■ Exercise ■
Return all the data, word for word.

■ Supplied material ■
——

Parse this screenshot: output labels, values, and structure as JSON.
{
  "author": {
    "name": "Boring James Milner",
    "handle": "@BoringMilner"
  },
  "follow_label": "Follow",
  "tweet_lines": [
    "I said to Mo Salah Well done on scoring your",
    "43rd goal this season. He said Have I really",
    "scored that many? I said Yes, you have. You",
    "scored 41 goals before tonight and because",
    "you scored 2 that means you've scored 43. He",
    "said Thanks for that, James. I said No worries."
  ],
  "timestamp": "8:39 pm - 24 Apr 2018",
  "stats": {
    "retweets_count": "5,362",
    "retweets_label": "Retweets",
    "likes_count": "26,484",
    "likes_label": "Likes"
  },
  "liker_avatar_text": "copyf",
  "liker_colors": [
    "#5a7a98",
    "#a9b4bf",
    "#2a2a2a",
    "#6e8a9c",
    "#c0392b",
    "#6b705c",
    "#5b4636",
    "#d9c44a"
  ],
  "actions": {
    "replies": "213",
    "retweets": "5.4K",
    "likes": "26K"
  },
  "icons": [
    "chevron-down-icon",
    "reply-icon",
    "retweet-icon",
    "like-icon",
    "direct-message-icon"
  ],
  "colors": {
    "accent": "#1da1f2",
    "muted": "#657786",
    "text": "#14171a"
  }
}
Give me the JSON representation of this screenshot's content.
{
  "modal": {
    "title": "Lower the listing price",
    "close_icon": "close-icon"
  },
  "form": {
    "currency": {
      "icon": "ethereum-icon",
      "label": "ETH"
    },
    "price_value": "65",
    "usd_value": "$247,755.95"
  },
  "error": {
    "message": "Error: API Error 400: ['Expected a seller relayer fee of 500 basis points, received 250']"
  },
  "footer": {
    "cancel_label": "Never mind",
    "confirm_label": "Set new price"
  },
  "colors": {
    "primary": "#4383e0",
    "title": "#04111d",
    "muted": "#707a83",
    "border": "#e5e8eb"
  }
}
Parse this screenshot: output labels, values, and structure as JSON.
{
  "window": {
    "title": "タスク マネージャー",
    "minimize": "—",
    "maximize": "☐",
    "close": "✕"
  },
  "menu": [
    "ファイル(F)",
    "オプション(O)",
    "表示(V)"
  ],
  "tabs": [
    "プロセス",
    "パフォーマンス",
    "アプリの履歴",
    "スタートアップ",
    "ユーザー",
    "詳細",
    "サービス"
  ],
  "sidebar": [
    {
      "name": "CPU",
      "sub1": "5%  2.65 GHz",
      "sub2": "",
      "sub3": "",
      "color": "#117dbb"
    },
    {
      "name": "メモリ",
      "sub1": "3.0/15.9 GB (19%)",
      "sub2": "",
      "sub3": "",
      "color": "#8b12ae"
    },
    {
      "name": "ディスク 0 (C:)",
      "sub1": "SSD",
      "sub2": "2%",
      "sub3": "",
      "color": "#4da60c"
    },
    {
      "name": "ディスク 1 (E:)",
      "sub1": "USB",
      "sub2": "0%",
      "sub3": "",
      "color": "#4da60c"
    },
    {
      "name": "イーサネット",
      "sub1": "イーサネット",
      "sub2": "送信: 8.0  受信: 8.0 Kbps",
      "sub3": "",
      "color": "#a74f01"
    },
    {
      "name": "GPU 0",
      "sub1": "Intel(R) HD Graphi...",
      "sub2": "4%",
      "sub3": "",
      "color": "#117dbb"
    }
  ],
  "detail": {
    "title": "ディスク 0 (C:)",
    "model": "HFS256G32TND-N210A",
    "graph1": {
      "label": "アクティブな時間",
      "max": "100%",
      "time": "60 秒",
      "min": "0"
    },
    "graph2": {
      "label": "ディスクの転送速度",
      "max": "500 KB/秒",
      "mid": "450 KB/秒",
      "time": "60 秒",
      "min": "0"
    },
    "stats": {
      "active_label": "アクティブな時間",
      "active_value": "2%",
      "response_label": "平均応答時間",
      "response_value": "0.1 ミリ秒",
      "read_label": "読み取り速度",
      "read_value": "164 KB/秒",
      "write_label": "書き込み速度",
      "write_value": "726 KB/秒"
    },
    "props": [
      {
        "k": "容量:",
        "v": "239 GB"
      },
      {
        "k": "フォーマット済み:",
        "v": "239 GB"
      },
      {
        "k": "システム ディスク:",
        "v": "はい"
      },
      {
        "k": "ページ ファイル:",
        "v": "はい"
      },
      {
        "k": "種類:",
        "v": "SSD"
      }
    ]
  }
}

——

■ Written solution ■
Parse this screenshot: output labels, values, and structure as JSON.
{
  "author": {
    "name": "Boring James Milner",
    "handle": "@BoringMilner"
  },
  "follow_label": "Follow",
  "tweet_lines": [
    "I said to Mo Salah Well done on scoring your",
    "43rd goal this season. He said Have I really",
    "scored that many? I said Yes, you have. You",
    "scored 41 goals before tonight and because",
    "you scored 2 that means you've scored 43. He",
    "said Thanks for that, James. I said No worries."
  ],
  "timestamp": "8:39 pm - 24 Apr 2018",
  "stats": {
    "retweets_count": "5,362",
    "retweets_label": "Retweets",
    "likes_count": "26,484",
    "likes_label": "Likes"
  },
  "liker_avatar_text": "copyf",
  "liker_colors": [
    "#5a7a98",
    "#a9b4bf",
    "#2a2a2a",
    "#6e8a9c",
    "#c0392b",
    "#6b705c",
    "#5b4636",
    "#d9c44a"
  ],
  "actions": {
    "replies": "213",
    "retweets": "5.4K",
    "likes": "26K"
  },
  "icons": [
    "chevron-down-icon",
    "reply-icon",
    "retweet-icon",
    "like-icon",
    "direct-message-icon"
  ],
  "colors": {
    "accent": "#1da1f2",
    "muted": "#657786",
    "text": "#14171a"
  }
}
Give me the JSON representation of this screenshot's content.
{
  "modal": {
    "title": "Lower the listing price",
    "close_icon": "close-icon"
  },
  "form": {
    "currency": {
      "icon": "ethereum-icon",
      "label": "ETH"
    },
    "price_value": "65",
    "usd_value": "$247,755.95"
  },
  "error": {
    "message": "Error: API Error 400: ['Expected a seller relayer fee of 500 basis points, received 250']"
  },
  "footer": {
    "cancel_label": "Never mind",
    "confirm_label": "Set new price"
  },
  "colors": {
    "primary": "#4383e0",
    "title": "#04111d",
    "muted": "#707a83",
    "border": "#e5e8eb"
  }
}
Parse this screenshot: output labels, values, and structure as JSON.
{
  "window": {
    "title": "タスク マネージャー",
    "minimize": "—",
    "maximize": "☐",
    "close": "✕"
  },
  "menu": [
    "ファイル(F)",
    "オプション(O)",
    "表示(V)"
  ],
  "tabs": [
    "プロセス",
    "パフォーマンス",
    "アプリの履歴",
    "スタートアップ",
    "ユーザー",
    "詳細",
    "サービス"
  ],
  "sidebar": [
    {
      "name": "CPU",
      "sub1": "5%  2.65 GHz",
      "sub2": "",
      "sub3": "",
      "color": "#117dbb"
    },
    {
      "name": "メモリ",
      "sub1": "3.0/15.9 GB (19%)",
      "sub2": "",
      "sub3": "",
      "color": "#8b12ae"
    },
    {
      "name": "ディスク 0 (C:)",
      "sub1": "SSD",
      "sub2": "2%",
      "sub3": "",
      "color": "#4da60c"
    },
    {
      "name": "ディスク 1 (E:)",
      "sub1": "USB",
      "sub2": "0%",
      "sub3": "",
      "color": "#4da60c"
    },
    {
      "name": "イーサネット",
      "sub1": "イーサネット",
      "sub2": "送信: 8.0  受信: 8.0 Kbps",
      "sub3": "",
      "color": "#a74f01"
    },
    {
      "name": "GPU 0",
      "sub1": "Intel(R) HD Graphi...",
      "sub2": "4%",
      "sub3": "",
      "color": "#117dbb"
    }
  ],
  "detail": {
    "title": "ディスク 0 (C:)",
    "model": "HFS256G32TND-N210A",
    "graph1": {
      "label": "アクティブな時間",
      "max": "100%",
      "time": "60 秒",
      "min": "0"
    },
    "graph2": {
      "label": "ディスクの転送速度",
      "max": "500 KB/秒",
      "mid": "450 KB/秒",
      "time": "60 秒",
      "min": "0"
    },
    "stats": {
      "active_label": "アクティブな時間",
      "active_value": "2%",
      "response_label": "平均応答時間",
      "response_value": "0.1 ミリ秒",
      "read_label": "読み取り速度",
      "read_value": "164 KB/秒",
      "write_label": "書き込み速度",
      "write_value": "726 KB/秒"
    },
    "props": [
      {
        "k": "容量:",
        "v": "239 GB"
      },
      {
        "k": "フォーマット済み:",
        "v": "239 GB"
      },
      {
        "k": "システム ディスク:",
        "v": "はい"
      },
      {
        "k": "ページ ファイル:",
        "v": "はい"
      },
      {
        "k": "種類:",
        "v": "SSD"
      }
    ]
  }
}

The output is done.